- Turns out there is some validity to the “Whole Paycheck” nickname for Whole Foods. The grocery store has been overcharging for pre-packaged foods. [Gothamist]
- Past and present: Manhattan Beach’s “Apartcot” bungalow colony. [Brownstoner]
- According to an interview with real estate investor Aby Rosen, when Jay Maisel moved out of 190 Bowery, he left behind a 26-year collection of Playboy and Hustler magazines, as well as a collection of 5,000 screwdrivers, all lined up. [New Yorker]
- The creator of the pink plastic lawn flamingo has passed away at age 79. [Guardian]
Images: Whole Foods (L); 190 Bowery (R)
Last week, we learned that Whole Foods is planning to open a cheaper chain of stores, targeting millennials and vying to compete with other affordable stores like Trader Joes. And today, the internet is abuzz with the news that a Wegmans grocery store is coming to the Brooklyn Navy Yards.
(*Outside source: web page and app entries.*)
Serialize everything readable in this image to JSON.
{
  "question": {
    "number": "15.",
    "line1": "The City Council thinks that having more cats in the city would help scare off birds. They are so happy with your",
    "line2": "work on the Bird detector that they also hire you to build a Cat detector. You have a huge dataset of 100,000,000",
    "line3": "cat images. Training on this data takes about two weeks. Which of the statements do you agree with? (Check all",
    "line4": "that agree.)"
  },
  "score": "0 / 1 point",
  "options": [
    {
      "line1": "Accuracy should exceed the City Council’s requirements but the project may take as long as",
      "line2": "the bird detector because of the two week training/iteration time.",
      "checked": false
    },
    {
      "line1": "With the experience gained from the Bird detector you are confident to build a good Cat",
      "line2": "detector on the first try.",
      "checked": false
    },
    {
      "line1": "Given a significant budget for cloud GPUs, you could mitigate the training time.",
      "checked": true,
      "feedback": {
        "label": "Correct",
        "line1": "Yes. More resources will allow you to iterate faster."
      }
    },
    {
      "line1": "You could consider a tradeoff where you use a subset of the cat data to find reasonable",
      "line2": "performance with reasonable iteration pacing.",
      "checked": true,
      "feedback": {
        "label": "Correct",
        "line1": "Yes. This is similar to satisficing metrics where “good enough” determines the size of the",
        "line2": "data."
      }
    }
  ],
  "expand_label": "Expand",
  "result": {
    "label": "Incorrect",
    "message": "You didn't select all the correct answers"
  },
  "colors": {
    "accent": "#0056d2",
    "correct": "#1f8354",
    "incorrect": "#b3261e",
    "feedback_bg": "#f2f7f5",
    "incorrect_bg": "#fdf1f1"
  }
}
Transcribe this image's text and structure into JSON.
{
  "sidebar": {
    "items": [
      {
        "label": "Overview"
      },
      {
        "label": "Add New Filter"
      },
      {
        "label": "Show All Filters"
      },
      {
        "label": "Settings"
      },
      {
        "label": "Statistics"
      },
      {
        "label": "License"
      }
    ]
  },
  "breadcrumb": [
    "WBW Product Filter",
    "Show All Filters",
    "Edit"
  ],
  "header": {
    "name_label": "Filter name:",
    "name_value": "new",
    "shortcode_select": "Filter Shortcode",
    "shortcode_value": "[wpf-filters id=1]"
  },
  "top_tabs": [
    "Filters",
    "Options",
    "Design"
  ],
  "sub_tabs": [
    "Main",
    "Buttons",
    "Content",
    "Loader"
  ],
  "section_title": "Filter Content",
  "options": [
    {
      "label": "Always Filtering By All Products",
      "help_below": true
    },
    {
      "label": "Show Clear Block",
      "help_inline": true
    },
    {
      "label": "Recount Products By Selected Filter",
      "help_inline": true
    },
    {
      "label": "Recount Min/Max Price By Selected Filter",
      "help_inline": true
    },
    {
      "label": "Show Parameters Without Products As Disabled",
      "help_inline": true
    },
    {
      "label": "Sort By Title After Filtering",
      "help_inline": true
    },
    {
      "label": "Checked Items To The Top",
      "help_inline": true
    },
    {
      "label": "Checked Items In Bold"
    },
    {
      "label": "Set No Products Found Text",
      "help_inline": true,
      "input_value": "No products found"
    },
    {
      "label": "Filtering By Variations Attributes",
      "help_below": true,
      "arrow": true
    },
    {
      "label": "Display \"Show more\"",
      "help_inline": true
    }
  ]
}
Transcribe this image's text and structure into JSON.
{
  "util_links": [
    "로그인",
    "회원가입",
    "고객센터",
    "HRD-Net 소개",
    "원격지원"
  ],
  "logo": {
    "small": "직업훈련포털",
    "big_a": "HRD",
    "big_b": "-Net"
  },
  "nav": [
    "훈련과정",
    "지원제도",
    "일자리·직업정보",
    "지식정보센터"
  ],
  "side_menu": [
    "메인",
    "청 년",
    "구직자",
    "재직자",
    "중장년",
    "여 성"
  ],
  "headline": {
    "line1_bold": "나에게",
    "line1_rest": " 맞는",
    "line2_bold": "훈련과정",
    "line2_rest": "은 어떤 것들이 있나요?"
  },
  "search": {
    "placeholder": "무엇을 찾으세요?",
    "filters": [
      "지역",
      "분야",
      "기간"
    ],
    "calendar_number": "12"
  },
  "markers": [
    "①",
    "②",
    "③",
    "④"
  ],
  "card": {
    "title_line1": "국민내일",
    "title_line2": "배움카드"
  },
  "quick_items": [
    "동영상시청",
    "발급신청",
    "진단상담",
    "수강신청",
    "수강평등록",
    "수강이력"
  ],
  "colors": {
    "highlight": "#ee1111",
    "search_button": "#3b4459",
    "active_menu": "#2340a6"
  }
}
This northeast chain is popular for its huge selection of prepared foods, discount wine, and combination of BOTH traditional grocery store items and organic products a la Whole Foods. With all of these new options that aren’t going to use up your “whole paycheck” in the pipeline, what do you foresee for the future of Whole Foods in New York?
Images: Produce Department via photopin (license) (L); Whole Foods via Alley Girl (R)